Several dozen people gathered at Turner House Children's Clinic to recognize its two decades of providing health care to underserved kids in Kansas City, Kansas. The event also honored one of the clinic's founders, Dr. Frank Vaughters.
Dr. Vaughters was on a medical mission in Haiti when the earthquake hit more than two weeks ago. He's still missing.
Kansas City, Mo. – The Honeywell Plant has produced parts for nuclear weapons at the Bannister Federal Complex in South Kansas City for about 60 years. Plans to construct a $650 million new plant near the Richards Gebaur Air Force Base are awaiting final approval of a tax abatement from the Kansas City, Missouri's city council. The 10-building complex not only houses the plant, which produces non-nuclear components for weapons, but also the General Services Administration and the Department of Energy.
Kansas City, Mo. – A Kansas City Senator has filed a bill to give Missouri parents information on human papillomavirus and the HPV vaccine.
Democratic Senator Jolie Justus introduced the legislation. It calls on the Department of Health and Human Services to send parents of sixth graders information on HPV, related screenings, and the availability of a vaccine.
Justus says this information's important because the virus is strongly believed to cause most forms of cervical cancer.

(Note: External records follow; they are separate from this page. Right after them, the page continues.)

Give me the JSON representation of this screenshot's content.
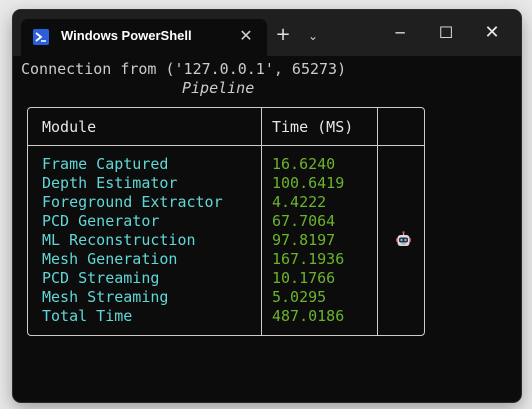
{
  "window": {
    "tab_title": "Windows PowerShell",
    "tab_icon": "powershell-icon",
    "close_tab_glyph": "✕",
    "new_tab_glyph": "+",
    "dropdown_glyph": "⌄",
    "minimize_glyph": "─",
    "maximize_glyph": "☐",
    "close_glyph": "✕"
  },
  "console": {
    "connection_line": "Connection from ('127.0.0.1', 65273)",
    "table_title": "Pipeline",
    "headers": {
      "module": "Module",
      "time": "Time (MS)"
    },
    "rows": [
      {
        "module": "Frame Captured",
        "time": "16.6240"
      },
      {
        "module": "Depth Estimator",
        "time": "100.6419"
      },
      {
        "module": "Foreground Extractor",
        "time": "4.4222"
      },
      {
        "module": "PCD Generator",
        "time": "67.7064"
      },
      {
        "module": "ML Reconstruction",
        "time": "97.8197"
      },
      {
        "module": "Mesh Generation",
        "time": "167.1936"
      },
      {
        "module": "PCD Streaming",
        "time": "10.1766"
      },
      {
        "module": "Mesh Streaming",
        "time": "5.0295"
      },
      {
        "module": "Total Time",
        "time": "487.0186"
      }
    ],
    "status_icon": "robot-icon"
  },
  "colors": {
    "background": "#0c0c0c",
    "titlebar": "#1f1f1f",
    "module_text": "#61d6d6",
    "time_text": "#6ab42d",
    "default_text": "#cccccc"
  }
}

Kansas City – Some studies estimate that as many as one in every hundred people has autism. There are a lot of services for school-kids with the disorder, but it's not an option for anyone older than 22. In response, autism experts and advocates recently gathered at the Kauffman Foundation, to come up with ways to make life better for people with autism as they get older. Kansas Public Radio's Bryan Thompson has more.
Topeka, Kan. – One of Kansas Governor Mark Parkinson's priorities laid out in the State of the State address is a statewide smoking ban, but that issue has run into challenges in the legislature in past years.
The Kansas Senate passed a smoking ban last session, but couldn't reach a compromise with House leaders.
House Health and Human Services Committee Chair, Brenda Landwehr, says one of the major stumbling blocks has been an exemption for state-owned casinos.
Jefferson City, Mo. – The Missouri Supreme Court heard arguments last Thursday regarding how much money people can be awarded in medical malpractice cases.
In 2005, James and Mary Klotz won a lawsuit against a St. Louis area hospital, after James contracted a staph infection while receiving a pacemaker. But the damages they won were limited due to a state law passed the same year they won their case that allows caps to be place retroactively on non-economic damages in medical malpractice suits.
Topeka, Kan. – Democratic Governor Mark Parkinson has outlined his proposals to deal with a deficit in the coming fiscal year. He made his case before the legislature during the State of the State address in Topeka. Statehouse Reporter Stephen Koranda files this report.
Kansas City, Mo. – Kansas City is home to a growing Latino population - a large portion of which are recent immigrants from Mexico. But many have difficulty getting medical care due to a combination of factors, including language barriers and a lack of insurance. The situation has several area groups, along with the Mexican government, working to better identify the health needs in immigrant communities and find new ways to address them.
Lawrence, KS – The ongoing budget shortfall in Kansas has prompted the Kansas Department on Aging to suspend some of the services that help frail elders continue to live in their own homes. Kansas Public Radio's Bryan Thompson reports.
Find out more about the Kansas Health Series on Kansas Public Radio here.
Kansas City, MO – A popular treatment for lower chronic back pain doesn't appear to work. That's according to a local neurologist, whose findings are part of the American Academy of Neurology's newly issued practice guidelines.
Trancutanious Electric Nerve Stimulation, also known as TENS, is a portable device that's applied to the skin around an area of pain. It then sends electrical currents through those nerves. The idea is that such stimulation could block pain signals to the brain.